They decided what ruins a sandwich.
Main reasons for some of these has to do with texture, freshness, and consistency
- Soggy tomatoes
- Large chunks of meat
- Inconsistent spread of condiments
- Miracle Whip
- Wet lettuce
Some ingredients or elements will indeed ruin a sandwich, others are up to personal taste. I'll let you decide.
Making a sandwich go from boring to amazing.
I feel some of these should be standard practice, but they seem to be game changers on reddit.
- Toasting the bread/ panini
- Grilled veggies
- wrapping in deli paper
- oil and vinegar
- Cutting in half diagonally
- Good bread
- spritzing with pickle juice

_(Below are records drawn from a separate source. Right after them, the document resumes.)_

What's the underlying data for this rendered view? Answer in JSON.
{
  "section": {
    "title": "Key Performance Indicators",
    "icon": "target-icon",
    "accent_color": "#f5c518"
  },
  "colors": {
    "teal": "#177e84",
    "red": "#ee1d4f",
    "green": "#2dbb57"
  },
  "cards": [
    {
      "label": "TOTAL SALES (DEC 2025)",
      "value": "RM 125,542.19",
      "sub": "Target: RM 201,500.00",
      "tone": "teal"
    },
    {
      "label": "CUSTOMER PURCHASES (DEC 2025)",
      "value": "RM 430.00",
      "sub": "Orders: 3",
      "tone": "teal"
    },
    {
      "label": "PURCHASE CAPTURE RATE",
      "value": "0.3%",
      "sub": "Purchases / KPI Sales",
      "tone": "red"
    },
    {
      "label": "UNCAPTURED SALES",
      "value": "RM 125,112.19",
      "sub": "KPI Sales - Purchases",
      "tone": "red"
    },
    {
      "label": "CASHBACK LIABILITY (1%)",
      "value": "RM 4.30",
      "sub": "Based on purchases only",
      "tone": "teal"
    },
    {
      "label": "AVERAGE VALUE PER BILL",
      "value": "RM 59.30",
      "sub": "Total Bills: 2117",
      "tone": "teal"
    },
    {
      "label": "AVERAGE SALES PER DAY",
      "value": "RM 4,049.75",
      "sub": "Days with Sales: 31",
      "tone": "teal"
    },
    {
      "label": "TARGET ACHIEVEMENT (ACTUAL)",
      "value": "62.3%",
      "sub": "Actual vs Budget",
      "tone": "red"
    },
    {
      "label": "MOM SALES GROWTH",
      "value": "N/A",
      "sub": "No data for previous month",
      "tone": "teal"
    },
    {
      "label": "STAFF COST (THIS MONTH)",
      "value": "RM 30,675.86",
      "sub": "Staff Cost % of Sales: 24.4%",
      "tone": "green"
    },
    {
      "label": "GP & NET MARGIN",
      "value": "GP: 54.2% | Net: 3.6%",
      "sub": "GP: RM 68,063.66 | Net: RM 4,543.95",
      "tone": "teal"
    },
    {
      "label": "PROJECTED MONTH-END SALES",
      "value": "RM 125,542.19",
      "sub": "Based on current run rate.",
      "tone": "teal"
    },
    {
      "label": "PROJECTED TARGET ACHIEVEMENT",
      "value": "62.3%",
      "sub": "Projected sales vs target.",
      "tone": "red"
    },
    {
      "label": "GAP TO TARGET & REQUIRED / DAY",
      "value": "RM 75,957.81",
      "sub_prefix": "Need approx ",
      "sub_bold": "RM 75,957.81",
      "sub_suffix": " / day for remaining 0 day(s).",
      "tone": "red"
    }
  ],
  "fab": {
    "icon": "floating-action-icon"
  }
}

Love or hate these ingredients, they all still constitute a bona fide sandwich whether they deserve to be on a sandwich or not, you'll have to let me know what you think of these short lists.
Tomorrow, I'll be having it toasted on whole wheat bread with thinly sliced turkey and ham. Accompanied with grilled veggies of sorts, sprouts instead of lettuce, cheese, a spritz of pickle juice and some miracle whip.
Sans hair and/or raisins, thank you.